In 2001, Japanese photographer Rinko Kawauchi published three astonishing photobooks simultaneously—Utatane, Hanabi, and Hanako—and established herself as one of the most innovative newcomers to contemporary photography. Her work was frequently lauded for its nuanced palette and offhand compositional mastery, as well as its ability to incite wonder via careful attention to tiny gestures and the incidental details of her everyday environment. Now, ten years after her precipitous entry onto the international stage, Aperture has published Illuminance, the first volume of Kawauchi’s work to be published outside of Japan.
In Illuminance, Rinko Kawauchi continues her exploration of the extraordinary in the mundane, drawn as she is to the fundamental cycles of life and to the fact that the seemingly inadvertent, fractal-like organization of the natural world resolve into formal patterns.

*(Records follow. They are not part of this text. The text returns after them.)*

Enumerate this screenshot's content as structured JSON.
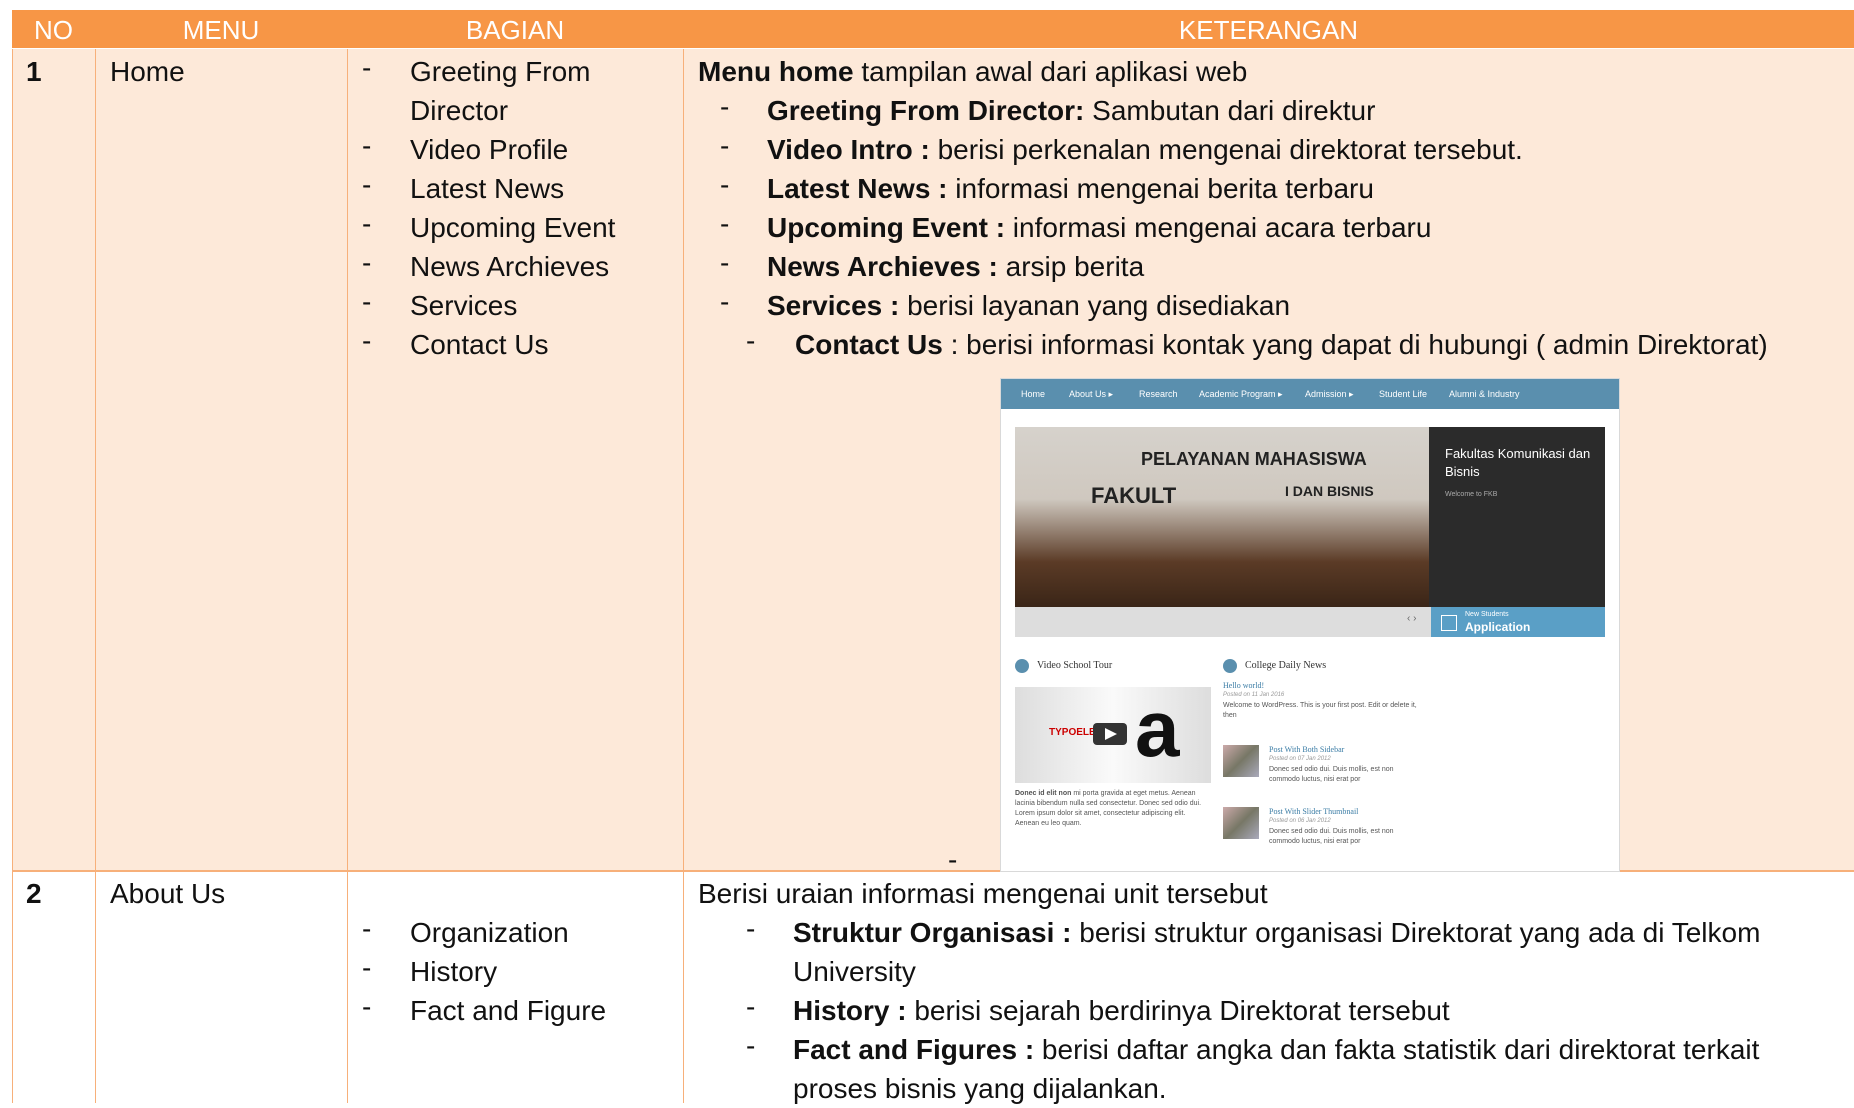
{
  "headers": {
    "no": "NO",
    "menu": "MENU",
    "bagian": "BAGIAN",
    "keterangan": "KETERANGAN"
  },
  "row1": {
    "no": "1",
    "menu": "Home",
    "bagian": [
      "Greeting From",
      "Director",
      "Video Profile",
      "Latest News",
      "Upcoming Event",
      "News Archieves",
      "Services",
      "Contact Us"
    ],
    "intro_bold": "Menu home",
    "intro_rest": " tampilan awal dari aplikasi web",
    "items": [
      {
        "bold": "Greeting From Director:",
        "rest": " Sambutan dari direktur"
      },
      {
        "bold": "Video Intro :",
        "rest": " berisi perkenalan mengenai direktorat tersebut."
      },
      {
        "bold": "Latest News :",
        "rest": " informasi mengenai berita terbaru"
      },
      {
        "bold": "Upcoming Event :",
        "rest": " informasi mengenai acara terbaru"
      },
      {
        "bold": "News Archieves :",
        "rest": " arsip berita"
      },
      {
        "bold": "Services :",
        "rest": "  berisi layanan yang disediakan"
      },
      {
        "bold": "Contact Us",
        "rest": " : berisi informasi kontak yang dapat di hubungi ( admin Direktorat)"
      }
    ],
    "trailing_dash": "-"
  },
  "row2": {
    "no": "2",
    "menu": "About Us",
    "bagian": [
      "Organization",
      "History",
      "Fact and Figure"
    ],
    "intro": "Berisi uraian informasi mengenai unit tersebut",
    "items": [
      {
        "bold": "Struktur Organisasi :",
        "rest": "  berisi struktur organisasi Direktorat yang ada di Telkom",
        "cont": "University"
      },
      {
        "bold": "History :",
        "rest": "  berisi sejarah berdirinya Direktorat  tersebut",
        "cont": ""
      },
      {
        "bold": "Fact and Figures :",
        "rest": " berisi daftar angka dan fakta statistik dari direktorat terkait",
        "cont": "proses bisnis yang dijalankan."
      }
    ]
  },
  "screenshot": {
    "nav": [
      "Home",
      "About Us ▸",
      "Research",
      "Academic Program ▸",
      "Admission ▸",
      "Student Life",
      "Alumni & Industry"
    ],
    "hero_sign1": "PELAYANAN MAHASISWA",
    "hero_sign2": "FAKULT",
    "hero_sign3": "I DAN BISNIS",
    "hero_title": "Fakultas Komunikasi dan Bisnis",
    "hero_sub": "Welcome to FKB",
    "slider_arrows": "‹ ›",
    "app_small": "New Students",
    "app_big": "Application",
    "video_title": "Video School Tour",
    "news_title": "College Daily News",
    "video_brand": "TYPOELEME",
    "video_letter": "a",
    "video_caption_bold": "Donec id elit non",
    "video_caption": " mi porta gravida at eget metus. Aenean lacinia bibendum nulla sed consectetur. Donec sed odio dui. Lorem ipsum dolor sit amet, consectetur adipiscing elit. Aenean eu leo quam.",
    "post1_title": "Hello world!",
    "post1_meta": "Posted on 11 Jan 2016",
    "post1_text": "Welcome to WordPress. This is your first post. Edit or delete it, then",
    "post2_title": "Post With Both Sidebar",
    "post2_meta": "Posted on 07 Jan 2012",
    "post2_text": "Donec sed odio dui. Duis mollis, est non commodo luctus, nisi erat por",
    "post3_title": "Post With Slider Thumbnail",
    "post3_meta": "Posted on 06 Jan 2012",
    "post3_text": "Donec sed odio dui. Duis mollis, est non commodo luctus, nisi erat por"
  }
}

Gorgeously reprinted, bound in deep-blue cloth with Japanese binding, this impressive compilation of mostly previously unpublished images is proof of Kawauchi’s unparalleled, unique sensibility and her ongoing appeal to lovers of photography.